In 2017 I raised funds through the London Marathon and organised a new event ‘The Hilly Helmet Challenge’ where entrants are encouraged to run 4 miles in a helmet. Due to its success the event is now being staged for its third year and adding to the amount I have managed to raise for BTS so far.
The Hilly Helmet Challenge 2019
This year 185 runners donned helmets of all shapes and sizes and braved the rainy weather to take part. The event raised more than £4,000, taking Robin's fundraising total over his £10,000 target!

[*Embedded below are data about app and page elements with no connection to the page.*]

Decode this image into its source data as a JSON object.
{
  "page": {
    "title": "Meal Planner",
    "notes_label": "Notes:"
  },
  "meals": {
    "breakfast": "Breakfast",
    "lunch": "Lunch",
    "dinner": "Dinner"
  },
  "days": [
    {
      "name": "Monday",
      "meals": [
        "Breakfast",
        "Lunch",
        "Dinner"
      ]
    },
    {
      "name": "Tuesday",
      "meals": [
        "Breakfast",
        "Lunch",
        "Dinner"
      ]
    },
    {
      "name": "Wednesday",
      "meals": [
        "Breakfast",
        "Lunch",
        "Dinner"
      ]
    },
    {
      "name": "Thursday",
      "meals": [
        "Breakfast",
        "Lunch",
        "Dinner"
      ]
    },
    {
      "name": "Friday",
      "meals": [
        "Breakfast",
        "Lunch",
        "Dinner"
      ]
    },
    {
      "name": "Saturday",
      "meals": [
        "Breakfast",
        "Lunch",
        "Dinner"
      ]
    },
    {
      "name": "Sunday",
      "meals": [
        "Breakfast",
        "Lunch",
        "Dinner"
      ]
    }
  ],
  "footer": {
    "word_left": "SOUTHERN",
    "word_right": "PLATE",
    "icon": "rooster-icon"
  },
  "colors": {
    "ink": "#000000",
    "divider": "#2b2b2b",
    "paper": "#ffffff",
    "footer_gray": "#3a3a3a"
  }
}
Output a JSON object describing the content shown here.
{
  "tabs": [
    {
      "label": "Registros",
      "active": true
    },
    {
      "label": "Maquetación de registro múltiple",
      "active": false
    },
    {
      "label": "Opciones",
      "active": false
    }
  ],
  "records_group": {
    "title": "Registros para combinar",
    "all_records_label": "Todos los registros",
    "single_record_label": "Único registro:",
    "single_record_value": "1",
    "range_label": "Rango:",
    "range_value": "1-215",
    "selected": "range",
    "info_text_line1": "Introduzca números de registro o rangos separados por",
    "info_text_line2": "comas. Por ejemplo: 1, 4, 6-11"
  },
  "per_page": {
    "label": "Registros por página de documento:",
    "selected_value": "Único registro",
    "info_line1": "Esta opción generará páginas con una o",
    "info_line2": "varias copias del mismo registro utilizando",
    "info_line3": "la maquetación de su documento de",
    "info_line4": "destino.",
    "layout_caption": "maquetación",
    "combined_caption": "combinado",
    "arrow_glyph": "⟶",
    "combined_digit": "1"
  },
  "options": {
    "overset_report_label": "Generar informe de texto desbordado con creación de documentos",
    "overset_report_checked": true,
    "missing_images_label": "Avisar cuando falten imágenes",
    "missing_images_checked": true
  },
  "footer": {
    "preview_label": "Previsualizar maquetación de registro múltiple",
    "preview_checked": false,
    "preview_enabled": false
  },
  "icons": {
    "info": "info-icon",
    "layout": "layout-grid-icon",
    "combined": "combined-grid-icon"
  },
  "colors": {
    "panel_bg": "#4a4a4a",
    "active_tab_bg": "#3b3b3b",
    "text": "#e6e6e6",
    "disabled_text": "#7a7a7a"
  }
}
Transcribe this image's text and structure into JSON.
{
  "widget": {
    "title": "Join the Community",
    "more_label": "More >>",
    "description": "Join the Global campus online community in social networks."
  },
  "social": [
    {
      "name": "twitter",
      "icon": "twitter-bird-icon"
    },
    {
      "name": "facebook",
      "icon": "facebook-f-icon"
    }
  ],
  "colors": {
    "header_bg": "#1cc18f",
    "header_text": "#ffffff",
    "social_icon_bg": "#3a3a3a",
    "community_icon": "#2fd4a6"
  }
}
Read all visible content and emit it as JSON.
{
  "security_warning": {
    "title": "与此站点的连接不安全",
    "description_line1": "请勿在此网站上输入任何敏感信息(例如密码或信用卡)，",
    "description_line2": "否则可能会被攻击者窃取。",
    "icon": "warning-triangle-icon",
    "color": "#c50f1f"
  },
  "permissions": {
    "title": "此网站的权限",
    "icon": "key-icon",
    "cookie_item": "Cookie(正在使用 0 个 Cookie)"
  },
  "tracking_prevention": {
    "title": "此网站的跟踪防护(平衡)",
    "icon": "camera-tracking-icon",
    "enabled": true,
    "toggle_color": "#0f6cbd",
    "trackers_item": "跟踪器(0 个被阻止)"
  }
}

“The total raised from the event this year has surpassed our wildest hopes and we can’t thank everybody enough for their generosity through giving time, donations of money and prizes,” said Robin. “And I would like to thank our event partners who foot the bill to make it all happen and ensure our charity Brain Tumour Support get every penny that the runners give us.”